RAL7032 – Pebble grey
RAL7033 – Cement grey
RAL7042 – Traffic grey A
Find out more about colour and timber stain options in our What Colour Should My New Windows Be? blog.
The style and colour of a handle seems to harshly split opinion with our customers. For example, the two handles below are the standard options from Rationel and STM. When we show these to a customer side-by-side, everyone almost instantly has a favourite, and we’re sure it’s very close to a 50/50 split when it comes to this choice.
These are the standard, and naturally the most popular options. But there are other handle colour choices (such as black or white), key-locking and non-locking variants and, with some products, the option of suggesting a completely different style that isn’t part of the factory’s range.
For a truly traditional look, some of Danish products are still available to order with a classic Danish casement fastener. Whilst this style was never a common sight in the UK, this system offers a uniquely Danish-rustic solution for sidehung and tophung windows. The window is secured at two points (top and bottom), with hooking solution to hold the casement open at multiple points.
We couldn’t talk about traditional windows and not talk about Vrogum. Vrogum are a relatively small manufacturer on the west coast of Denmark, focusing purely on an their slow-grown Nordic-pine timber windows. Because the window is internally-beaded, they are able to offer a slightly slimmer frame compared to most other Danish timber products. And ordering from Vrogum directly supports their traditional craftsman-built approach to window manufacture.
The interior has a moulded timber design as standard, and the exterior casement is angled towards the glass – in-keeping with a classic British timber window style.
Rationel Forma and FormaPlus

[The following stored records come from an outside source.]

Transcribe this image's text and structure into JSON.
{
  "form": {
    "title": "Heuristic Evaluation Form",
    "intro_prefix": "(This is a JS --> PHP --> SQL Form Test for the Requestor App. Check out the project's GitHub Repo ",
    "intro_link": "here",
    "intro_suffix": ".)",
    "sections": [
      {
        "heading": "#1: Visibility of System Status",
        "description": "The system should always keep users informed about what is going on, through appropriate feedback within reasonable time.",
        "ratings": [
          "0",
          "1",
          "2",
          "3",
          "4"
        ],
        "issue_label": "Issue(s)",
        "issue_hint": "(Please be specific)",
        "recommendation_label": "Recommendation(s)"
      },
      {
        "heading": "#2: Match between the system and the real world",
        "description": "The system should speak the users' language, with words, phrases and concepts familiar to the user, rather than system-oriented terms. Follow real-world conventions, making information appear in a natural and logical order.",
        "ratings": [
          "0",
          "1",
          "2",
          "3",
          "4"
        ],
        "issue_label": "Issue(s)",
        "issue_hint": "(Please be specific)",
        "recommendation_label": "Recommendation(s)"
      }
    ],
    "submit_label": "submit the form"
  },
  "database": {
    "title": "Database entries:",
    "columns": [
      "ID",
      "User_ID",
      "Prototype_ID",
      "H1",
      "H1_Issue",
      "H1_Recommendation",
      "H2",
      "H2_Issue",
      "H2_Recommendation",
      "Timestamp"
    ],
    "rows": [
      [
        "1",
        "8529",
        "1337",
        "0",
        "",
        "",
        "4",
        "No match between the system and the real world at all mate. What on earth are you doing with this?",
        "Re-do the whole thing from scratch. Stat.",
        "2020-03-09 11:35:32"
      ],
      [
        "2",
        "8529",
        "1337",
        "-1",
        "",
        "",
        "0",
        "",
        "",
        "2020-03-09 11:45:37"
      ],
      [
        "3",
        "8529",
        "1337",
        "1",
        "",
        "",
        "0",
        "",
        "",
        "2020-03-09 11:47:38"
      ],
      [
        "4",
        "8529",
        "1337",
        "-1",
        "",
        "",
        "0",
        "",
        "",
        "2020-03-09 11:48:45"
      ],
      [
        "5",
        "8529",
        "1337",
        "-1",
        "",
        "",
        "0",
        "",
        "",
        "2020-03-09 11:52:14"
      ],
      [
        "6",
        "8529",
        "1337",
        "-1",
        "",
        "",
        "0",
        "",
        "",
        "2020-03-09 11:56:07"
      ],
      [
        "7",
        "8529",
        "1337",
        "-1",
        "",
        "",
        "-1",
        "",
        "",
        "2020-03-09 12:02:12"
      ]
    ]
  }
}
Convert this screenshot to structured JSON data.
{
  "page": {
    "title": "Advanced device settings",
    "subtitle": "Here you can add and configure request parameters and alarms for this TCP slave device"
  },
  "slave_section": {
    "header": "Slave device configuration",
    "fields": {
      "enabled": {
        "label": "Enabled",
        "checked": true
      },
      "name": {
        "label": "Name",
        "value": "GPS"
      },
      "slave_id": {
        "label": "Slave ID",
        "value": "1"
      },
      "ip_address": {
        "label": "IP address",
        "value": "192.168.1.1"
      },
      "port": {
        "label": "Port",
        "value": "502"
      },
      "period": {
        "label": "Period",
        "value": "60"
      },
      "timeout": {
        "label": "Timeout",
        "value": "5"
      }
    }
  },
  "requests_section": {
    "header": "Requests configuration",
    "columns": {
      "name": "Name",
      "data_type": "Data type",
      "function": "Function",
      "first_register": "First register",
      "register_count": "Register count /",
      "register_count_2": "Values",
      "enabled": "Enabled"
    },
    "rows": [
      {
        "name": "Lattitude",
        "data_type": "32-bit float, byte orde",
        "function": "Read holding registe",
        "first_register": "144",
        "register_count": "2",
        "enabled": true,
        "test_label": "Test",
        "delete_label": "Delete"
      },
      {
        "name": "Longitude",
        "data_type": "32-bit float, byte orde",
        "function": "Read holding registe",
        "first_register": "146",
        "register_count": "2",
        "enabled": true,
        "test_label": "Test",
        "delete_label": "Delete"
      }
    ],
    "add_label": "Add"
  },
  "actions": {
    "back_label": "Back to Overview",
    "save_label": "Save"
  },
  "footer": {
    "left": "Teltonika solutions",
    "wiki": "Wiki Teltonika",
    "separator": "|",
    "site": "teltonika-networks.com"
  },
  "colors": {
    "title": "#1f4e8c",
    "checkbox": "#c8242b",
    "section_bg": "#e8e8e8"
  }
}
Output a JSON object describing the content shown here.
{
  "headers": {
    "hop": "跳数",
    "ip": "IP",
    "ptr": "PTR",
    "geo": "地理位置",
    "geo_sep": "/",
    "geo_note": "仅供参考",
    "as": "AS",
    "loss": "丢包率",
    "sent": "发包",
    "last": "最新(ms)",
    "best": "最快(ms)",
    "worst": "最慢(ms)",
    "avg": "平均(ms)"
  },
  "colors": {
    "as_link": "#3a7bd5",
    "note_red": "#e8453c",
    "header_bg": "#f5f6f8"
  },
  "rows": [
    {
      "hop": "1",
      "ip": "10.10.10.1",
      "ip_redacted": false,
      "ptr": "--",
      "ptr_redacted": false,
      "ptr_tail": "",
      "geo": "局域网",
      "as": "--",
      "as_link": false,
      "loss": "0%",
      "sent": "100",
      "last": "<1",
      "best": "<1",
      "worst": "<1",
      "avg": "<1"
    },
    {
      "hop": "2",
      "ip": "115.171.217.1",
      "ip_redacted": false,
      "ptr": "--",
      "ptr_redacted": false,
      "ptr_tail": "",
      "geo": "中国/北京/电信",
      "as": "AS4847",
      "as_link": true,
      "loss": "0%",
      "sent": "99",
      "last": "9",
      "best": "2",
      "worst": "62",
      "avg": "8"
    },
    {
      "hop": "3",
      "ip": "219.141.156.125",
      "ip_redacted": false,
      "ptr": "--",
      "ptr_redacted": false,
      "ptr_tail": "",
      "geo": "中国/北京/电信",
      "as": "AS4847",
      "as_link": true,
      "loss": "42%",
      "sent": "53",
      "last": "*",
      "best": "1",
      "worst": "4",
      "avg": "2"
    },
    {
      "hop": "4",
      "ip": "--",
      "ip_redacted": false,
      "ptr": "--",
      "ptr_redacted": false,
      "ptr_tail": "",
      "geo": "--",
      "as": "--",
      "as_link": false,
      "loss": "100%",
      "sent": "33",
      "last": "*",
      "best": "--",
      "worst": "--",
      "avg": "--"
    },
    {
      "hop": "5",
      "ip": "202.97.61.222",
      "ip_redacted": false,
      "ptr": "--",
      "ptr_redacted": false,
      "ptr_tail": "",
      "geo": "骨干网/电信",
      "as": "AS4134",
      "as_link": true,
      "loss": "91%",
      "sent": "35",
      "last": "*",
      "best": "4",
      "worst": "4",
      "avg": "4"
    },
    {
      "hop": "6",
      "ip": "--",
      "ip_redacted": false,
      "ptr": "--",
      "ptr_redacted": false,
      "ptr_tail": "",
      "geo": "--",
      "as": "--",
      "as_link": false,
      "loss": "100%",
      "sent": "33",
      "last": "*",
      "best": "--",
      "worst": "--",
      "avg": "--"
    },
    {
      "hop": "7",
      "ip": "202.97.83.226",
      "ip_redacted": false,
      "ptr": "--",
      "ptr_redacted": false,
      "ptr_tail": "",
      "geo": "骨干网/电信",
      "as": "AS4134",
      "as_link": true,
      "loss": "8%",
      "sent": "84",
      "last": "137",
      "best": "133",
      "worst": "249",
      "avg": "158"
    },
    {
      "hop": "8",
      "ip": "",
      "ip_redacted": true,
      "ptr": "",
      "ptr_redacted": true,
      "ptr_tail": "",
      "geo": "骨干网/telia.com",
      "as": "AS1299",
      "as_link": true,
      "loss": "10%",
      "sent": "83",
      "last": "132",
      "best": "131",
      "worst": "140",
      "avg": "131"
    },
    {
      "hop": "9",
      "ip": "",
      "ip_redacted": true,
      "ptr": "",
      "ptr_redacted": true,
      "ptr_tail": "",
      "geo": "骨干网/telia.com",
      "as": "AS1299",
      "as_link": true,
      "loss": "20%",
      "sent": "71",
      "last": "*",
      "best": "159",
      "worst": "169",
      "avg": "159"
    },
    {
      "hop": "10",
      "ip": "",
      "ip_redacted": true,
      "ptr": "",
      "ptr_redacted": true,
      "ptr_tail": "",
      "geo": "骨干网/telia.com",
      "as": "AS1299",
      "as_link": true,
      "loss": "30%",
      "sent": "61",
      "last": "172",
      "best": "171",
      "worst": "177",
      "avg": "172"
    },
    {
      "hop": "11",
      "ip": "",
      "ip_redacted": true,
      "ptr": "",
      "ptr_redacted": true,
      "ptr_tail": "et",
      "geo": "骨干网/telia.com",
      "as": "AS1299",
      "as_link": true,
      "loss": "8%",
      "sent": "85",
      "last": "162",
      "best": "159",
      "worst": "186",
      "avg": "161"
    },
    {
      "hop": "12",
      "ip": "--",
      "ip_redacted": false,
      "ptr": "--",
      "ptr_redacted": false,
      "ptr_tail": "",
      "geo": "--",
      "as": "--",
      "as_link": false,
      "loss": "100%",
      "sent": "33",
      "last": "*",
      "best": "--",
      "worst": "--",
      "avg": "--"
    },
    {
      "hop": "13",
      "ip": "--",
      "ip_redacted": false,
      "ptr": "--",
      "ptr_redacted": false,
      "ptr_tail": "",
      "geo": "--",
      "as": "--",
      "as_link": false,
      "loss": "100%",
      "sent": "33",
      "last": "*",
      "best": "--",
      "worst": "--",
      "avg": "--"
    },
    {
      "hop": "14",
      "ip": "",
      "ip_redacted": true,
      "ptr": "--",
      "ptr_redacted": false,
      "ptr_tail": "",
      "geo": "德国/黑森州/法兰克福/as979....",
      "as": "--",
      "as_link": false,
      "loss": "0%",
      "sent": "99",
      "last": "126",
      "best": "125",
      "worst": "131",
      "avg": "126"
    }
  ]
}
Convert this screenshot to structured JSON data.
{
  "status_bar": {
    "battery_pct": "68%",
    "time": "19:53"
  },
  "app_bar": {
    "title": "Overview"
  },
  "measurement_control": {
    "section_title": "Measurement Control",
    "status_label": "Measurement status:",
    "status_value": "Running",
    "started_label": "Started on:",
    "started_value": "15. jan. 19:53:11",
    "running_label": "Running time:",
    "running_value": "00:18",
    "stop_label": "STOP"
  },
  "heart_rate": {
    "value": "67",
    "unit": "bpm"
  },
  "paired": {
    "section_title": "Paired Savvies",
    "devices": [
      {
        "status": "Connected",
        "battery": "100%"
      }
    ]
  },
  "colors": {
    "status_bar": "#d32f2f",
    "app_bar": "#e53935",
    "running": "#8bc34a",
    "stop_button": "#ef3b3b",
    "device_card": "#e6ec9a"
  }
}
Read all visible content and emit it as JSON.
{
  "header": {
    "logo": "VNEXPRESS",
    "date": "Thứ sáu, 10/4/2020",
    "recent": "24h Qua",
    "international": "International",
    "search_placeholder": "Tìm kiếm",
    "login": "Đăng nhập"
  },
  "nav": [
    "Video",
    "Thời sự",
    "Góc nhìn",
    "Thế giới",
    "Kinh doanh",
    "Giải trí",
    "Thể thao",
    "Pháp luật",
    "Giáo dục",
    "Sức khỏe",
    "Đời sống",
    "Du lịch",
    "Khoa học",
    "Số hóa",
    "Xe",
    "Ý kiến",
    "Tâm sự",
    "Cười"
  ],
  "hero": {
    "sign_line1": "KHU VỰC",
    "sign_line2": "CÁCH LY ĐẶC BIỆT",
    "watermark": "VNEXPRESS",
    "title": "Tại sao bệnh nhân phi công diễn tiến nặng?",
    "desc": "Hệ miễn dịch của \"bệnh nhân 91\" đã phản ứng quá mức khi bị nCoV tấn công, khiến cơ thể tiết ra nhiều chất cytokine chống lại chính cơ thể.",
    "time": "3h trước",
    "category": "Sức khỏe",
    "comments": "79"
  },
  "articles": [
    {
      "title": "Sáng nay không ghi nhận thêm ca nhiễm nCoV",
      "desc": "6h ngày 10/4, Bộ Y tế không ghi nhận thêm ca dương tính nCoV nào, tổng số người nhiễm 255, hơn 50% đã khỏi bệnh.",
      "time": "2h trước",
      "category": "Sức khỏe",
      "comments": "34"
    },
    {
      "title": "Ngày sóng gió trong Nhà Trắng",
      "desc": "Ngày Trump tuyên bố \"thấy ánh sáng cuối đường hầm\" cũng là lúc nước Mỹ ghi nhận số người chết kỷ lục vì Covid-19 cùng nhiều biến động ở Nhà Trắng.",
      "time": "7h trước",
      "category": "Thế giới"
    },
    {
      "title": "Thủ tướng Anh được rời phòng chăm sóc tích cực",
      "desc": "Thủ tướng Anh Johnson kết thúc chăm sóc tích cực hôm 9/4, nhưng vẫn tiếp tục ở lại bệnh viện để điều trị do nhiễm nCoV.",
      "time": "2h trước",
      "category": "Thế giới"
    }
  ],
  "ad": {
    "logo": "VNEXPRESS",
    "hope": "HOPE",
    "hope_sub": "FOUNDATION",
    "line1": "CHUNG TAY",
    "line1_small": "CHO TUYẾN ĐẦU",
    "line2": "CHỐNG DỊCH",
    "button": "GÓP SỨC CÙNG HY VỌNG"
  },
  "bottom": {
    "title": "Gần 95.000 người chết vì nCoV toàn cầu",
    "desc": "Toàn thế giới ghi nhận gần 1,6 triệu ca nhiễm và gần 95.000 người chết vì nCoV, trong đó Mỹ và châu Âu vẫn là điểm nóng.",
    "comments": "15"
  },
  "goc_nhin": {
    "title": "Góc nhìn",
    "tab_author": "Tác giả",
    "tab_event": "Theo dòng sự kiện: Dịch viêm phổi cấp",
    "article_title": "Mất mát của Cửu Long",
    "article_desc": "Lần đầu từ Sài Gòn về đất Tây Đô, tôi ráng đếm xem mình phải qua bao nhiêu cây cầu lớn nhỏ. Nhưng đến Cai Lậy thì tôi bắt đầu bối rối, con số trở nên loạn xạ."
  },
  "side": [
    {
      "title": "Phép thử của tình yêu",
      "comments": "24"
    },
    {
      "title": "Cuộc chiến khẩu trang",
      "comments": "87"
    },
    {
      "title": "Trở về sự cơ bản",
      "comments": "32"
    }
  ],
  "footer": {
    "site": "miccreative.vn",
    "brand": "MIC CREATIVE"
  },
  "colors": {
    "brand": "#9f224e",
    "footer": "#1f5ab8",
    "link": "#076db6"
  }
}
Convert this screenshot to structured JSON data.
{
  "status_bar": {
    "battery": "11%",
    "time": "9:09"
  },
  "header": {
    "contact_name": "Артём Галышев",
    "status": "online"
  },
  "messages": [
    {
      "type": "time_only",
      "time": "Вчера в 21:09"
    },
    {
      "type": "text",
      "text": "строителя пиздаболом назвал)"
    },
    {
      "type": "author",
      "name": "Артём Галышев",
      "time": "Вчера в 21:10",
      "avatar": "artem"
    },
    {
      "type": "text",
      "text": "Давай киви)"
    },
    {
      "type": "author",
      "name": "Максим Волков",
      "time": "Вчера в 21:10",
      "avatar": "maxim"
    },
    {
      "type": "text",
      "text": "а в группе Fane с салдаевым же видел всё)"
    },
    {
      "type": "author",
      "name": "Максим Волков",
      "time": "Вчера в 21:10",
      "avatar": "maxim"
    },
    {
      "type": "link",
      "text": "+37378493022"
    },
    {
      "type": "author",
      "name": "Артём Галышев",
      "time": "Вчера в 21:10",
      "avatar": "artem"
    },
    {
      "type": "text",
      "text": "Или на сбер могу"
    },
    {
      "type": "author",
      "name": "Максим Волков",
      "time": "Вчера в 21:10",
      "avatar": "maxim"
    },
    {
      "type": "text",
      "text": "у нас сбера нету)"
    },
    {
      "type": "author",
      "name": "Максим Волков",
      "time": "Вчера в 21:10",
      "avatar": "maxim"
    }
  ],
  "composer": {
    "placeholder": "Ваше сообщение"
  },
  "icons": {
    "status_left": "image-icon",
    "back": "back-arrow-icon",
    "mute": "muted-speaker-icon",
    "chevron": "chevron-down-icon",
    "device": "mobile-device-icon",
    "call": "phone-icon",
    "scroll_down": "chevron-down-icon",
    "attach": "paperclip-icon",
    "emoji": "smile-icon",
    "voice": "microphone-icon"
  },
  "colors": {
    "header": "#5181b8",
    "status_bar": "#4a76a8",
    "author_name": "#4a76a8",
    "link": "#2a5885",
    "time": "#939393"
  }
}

A much larger Danish company, who have out-sourced their manufacturing to Poland and Lithuania. The traditional side of Rationel’s range narrows down to the Forma timber window and its alu-clad timber counterpart: FormaPlus. The low-gloss paint finish on the aluminium means that the exterior of the window doesn’t fall into the regular bracket of “aluminium windows are modern”. Unless you know what to look for, it’s not easy to tell the difference.
The product is externally-glazed (as is the tradition in Denmark) with tapered and moulded glazing bars and interior timber moulded details.
STM Sapino and Tinium
Somewhere in the middle (in terms of factory size) sit STM Windows. Their Sapino product is engineered finger-jointed timber, guaranteed to be knot-free and has a much thicker paint application that the Danish standard. The alu-clad timber equivalent – Tinium – also has a low-gloss finish, and is one of the very few composite windows that you are able to directly-seal to on the outside.
They’re also one of the very few factories who guarantee to have knot-free timber. This is surprisingly rare, and a lot of manufacturers believe small knots to be “acceptable”. Since even the smallest of timber knots can bleed, so this can be an important consideration.
STM are DVV-certified, meaning they are subject to an independent factory inspection 1-2 times a year. The DVV set of rules is prepared by experts from the Window Industry, the glass industry, the Danish Technological Institute and others.
Traditional Windows Overall
You can probably see from the areas we’ve outlined above, the term and idea of a “traditional window” is heavily influenced by your experiences and preferences. I once showed a German customer the “modern” and “traditional” windows from the Rationel range, and she said that she considered the “modern” version to actually be more traditional based on the windows in her home whilst growing up.
Ultimately, we recommend choosing a product with styling options that you like. And, if you’re unsure if it will suit your home, we have the ability to edit the new designs onto a photo of your house. Our windows’ life expectancy is over 80 years, so we try our very best to make sure the order you place is perfect for you and your home.